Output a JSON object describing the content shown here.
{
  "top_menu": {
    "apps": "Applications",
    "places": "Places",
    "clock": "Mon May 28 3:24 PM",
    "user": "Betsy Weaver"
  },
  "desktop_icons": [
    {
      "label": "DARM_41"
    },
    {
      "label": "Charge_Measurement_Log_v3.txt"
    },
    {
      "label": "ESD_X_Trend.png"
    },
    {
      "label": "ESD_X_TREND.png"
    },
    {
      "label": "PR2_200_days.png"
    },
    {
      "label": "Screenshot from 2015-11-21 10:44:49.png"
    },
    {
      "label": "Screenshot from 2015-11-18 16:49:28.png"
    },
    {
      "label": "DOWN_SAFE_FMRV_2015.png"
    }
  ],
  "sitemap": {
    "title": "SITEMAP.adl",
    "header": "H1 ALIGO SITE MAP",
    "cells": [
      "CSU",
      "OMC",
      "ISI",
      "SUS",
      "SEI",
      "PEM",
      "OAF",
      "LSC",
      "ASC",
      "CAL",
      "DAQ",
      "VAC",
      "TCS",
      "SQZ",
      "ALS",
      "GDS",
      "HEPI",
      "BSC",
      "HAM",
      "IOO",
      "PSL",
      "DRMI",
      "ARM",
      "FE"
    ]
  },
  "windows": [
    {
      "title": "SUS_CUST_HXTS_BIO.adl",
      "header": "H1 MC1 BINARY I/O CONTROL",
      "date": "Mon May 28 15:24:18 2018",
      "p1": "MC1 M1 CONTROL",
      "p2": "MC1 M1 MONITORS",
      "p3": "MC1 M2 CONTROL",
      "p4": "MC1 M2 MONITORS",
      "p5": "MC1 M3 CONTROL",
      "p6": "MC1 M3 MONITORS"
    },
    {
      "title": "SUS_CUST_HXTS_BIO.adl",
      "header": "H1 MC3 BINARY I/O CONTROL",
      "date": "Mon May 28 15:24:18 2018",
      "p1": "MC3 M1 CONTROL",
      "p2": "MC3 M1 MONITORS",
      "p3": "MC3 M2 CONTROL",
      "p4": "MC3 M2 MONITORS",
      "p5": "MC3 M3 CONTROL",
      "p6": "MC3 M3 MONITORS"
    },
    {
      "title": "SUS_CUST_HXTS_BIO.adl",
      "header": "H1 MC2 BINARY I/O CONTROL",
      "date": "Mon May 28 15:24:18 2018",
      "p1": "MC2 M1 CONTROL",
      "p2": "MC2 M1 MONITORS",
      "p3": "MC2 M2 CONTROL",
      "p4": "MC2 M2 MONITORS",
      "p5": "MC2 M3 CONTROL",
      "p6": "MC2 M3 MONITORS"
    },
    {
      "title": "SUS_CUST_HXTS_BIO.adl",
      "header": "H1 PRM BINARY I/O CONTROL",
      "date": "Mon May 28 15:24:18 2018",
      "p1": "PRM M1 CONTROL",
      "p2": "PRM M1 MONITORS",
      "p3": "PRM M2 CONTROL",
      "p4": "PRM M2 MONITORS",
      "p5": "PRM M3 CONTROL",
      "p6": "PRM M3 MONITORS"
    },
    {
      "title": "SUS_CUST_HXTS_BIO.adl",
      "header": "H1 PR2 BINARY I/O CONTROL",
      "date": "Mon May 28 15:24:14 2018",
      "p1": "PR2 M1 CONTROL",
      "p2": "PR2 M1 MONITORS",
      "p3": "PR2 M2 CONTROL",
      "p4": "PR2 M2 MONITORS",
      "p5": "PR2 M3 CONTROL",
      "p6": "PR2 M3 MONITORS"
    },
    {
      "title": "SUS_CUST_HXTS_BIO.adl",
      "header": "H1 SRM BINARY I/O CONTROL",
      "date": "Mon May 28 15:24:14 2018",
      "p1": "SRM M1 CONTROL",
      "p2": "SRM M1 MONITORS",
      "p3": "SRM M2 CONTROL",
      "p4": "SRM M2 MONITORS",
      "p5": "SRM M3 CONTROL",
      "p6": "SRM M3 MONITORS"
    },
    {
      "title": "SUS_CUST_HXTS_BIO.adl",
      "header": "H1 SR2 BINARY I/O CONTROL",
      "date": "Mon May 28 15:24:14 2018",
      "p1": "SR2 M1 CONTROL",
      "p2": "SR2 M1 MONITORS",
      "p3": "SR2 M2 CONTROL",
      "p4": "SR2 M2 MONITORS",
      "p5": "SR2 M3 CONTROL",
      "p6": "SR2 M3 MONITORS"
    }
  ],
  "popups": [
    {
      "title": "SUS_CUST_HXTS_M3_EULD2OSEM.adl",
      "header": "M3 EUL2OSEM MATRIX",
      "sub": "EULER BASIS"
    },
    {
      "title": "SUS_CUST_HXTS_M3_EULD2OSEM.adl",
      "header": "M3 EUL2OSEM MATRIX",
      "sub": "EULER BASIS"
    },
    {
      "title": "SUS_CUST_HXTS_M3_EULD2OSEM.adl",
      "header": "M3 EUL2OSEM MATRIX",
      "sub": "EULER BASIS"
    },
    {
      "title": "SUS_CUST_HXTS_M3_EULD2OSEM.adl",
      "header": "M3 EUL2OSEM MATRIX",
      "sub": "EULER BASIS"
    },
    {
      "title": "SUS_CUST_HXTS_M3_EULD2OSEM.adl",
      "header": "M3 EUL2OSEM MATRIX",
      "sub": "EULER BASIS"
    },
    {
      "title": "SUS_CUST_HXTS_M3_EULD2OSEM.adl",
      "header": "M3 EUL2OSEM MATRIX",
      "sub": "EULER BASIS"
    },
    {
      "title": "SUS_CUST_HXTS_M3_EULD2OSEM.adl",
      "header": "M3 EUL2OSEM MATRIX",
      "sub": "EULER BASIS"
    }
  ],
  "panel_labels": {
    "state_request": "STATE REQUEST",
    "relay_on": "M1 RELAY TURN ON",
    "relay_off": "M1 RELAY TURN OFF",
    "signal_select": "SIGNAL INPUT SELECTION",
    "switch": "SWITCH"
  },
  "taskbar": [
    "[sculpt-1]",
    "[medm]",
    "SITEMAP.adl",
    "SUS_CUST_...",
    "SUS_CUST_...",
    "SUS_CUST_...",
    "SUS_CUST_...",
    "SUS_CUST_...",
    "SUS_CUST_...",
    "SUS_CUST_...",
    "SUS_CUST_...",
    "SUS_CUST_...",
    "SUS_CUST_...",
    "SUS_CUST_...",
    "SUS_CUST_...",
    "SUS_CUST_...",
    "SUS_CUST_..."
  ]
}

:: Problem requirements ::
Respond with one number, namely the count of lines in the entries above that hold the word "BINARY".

:: Answer ::
7